### How to complete this task
Please copy each line of the data that includes the string "label".

· · · ·

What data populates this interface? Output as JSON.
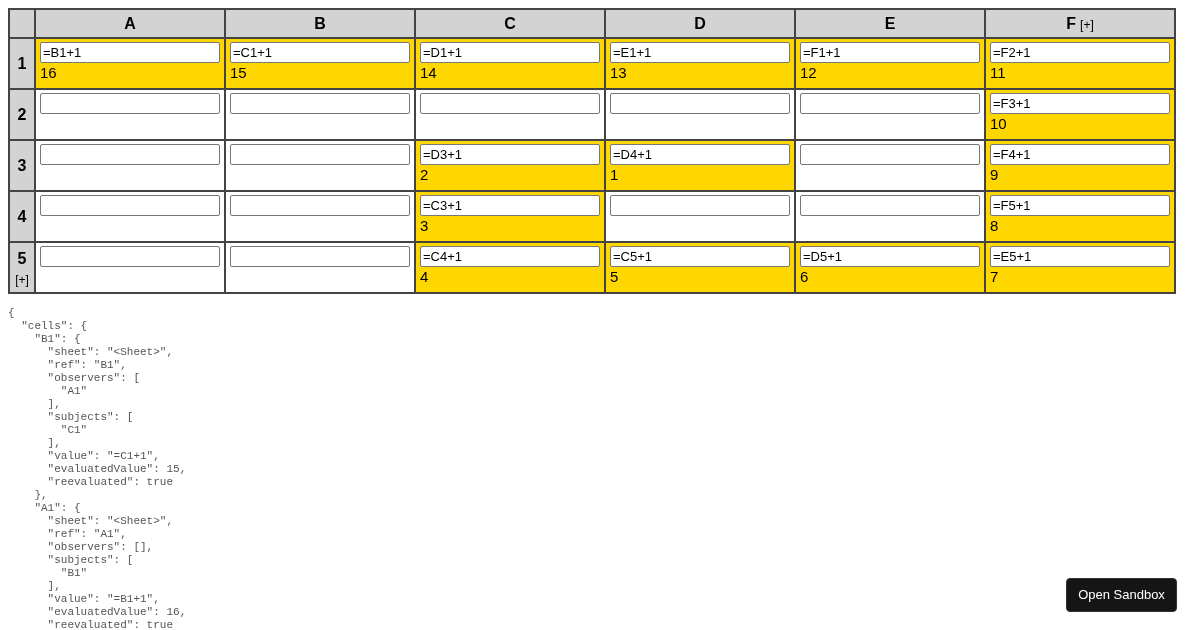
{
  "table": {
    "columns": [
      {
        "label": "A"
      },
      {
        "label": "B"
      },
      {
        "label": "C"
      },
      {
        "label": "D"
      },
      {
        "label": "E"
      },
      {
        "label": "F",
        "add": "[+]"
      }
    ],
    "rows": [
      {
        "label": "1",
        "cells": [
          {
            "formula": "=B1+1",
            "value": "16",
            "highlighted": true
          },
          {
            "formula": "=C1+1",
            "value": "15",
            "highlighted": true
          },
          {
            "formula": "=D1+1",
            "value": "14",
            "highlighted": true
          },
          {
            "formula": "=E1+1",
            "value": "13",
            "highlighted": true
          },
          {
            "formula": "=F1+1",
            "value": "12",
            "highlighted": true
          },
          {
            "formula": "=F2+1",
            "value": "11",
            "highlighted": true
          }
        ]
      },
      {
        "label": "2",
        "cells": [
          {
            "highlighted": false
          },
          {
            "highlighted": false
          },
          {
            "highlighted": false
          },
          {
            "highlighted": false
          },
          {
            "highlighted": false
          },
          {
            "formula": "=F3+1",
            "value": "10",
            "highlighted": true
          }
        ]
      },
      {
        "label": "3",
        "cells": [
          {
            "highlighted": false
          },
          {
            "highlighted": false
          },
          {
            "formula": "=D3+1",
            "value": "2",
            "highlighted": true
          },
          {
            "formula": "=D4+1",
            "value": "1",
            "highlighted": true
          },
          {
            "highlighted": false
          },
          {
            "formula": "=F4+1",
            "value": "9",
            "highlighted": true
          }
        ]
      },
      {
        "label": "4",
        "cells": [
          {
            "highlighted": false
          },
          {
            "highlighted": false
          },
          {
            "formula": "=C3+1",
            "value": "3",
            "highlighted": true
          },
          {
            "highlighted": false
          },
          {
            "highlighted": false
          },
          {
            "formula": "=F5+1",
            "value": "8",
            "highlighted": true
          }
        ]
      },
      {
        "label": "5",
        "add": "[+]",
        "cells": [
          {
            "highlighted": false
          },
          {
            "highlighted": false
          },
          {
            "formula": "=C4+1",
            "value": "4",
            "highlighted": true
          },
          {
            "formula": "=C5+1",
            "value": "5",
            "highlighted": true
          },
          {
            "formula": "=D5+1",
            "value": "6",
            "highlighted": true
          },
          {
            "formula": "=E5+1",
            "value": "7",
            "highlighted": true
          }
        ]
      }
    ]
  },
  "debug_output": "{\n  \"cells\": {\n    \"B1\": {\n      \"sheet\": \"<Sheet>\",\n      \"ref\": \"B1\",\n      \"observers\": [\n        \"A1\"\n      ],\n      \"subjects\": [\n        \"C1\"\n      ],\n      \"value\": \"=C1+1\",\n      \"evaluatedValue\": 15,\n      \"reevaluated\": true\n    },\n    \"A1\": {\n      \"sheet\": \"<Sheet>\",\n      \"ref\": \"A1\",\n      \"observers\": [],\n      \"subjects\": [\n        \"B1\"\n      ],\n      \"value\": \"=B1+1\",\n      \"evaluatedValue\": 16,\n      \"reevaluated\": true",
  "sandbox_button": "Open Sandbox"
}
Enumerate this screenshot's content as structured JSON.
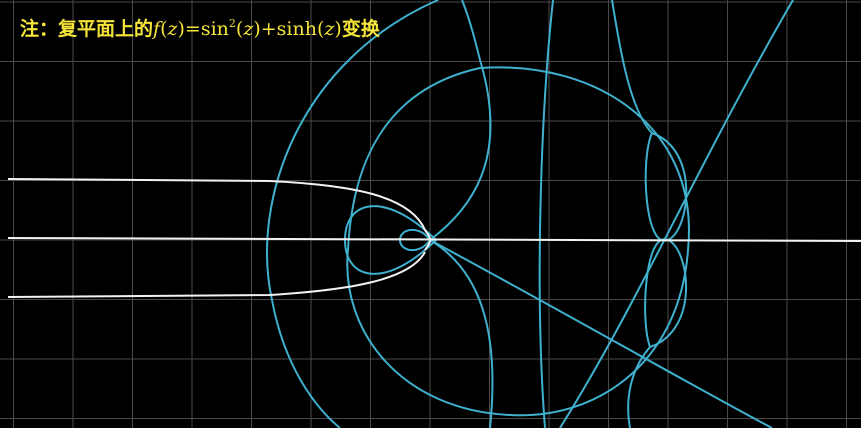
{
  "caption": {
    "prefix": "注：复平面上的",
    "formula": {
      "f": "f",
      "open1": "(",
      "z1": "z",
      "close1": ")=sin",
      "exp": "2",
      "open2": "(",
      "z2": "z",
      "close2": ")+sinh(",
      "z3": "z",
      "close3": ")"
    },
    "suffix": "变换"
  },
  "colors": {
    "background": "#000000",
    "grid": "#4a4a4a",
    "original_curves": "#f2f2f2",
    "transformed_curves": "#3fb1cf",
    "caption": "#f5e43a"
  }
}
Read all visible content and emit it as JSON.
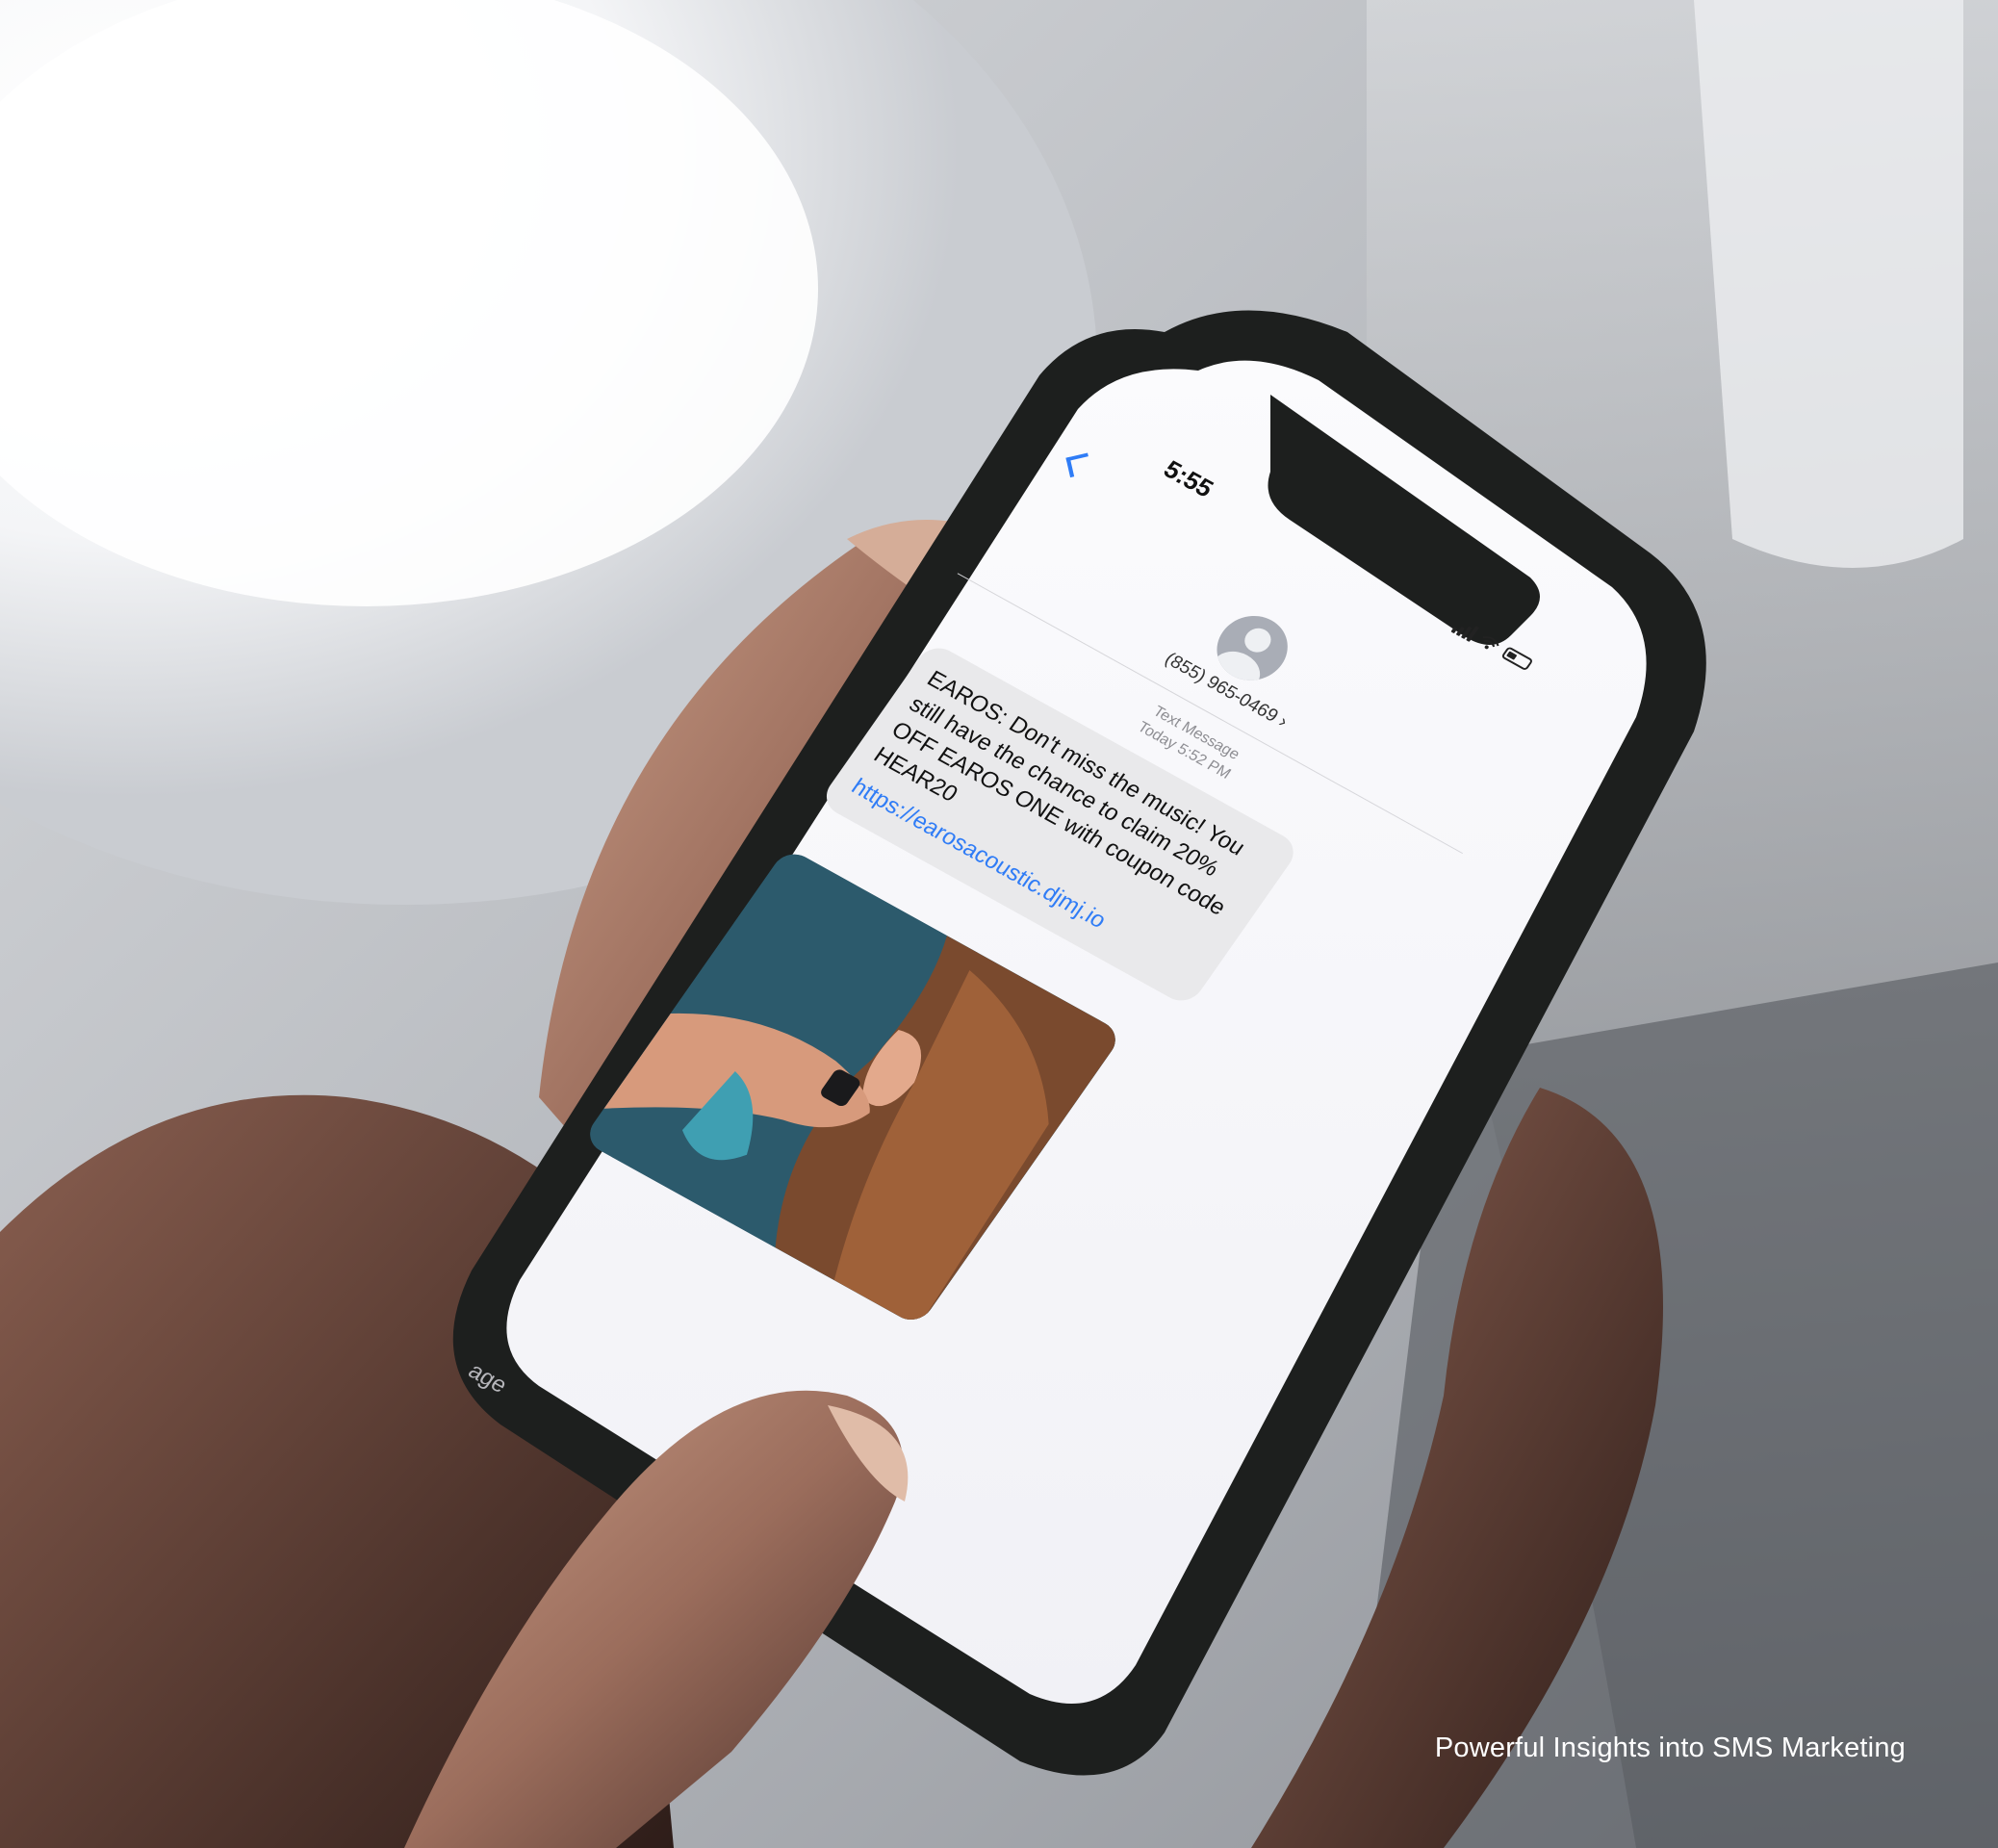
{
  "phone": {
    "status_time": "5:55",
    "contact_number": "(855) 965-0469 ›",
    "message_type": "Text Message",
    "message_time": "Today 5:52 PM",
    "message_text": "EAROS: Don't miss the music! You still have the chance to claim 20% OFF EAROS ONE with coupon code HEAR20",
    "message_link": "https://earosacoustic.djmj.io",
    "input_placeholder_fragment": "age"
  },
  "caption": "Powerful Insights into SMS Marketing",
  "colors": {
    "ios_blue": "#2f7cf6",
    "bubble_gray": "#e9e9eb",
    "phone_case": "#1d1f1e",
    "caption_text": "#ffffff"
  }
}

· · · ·

### Output for this task
        "label": "A"
        "label": "B"
        "label": "C"
        "label": "D"
        "label": "E"
        "label": "F",
        "label": "1",
        "label": "2",
        "label": "3",
        "label": "4",
        "label": "5",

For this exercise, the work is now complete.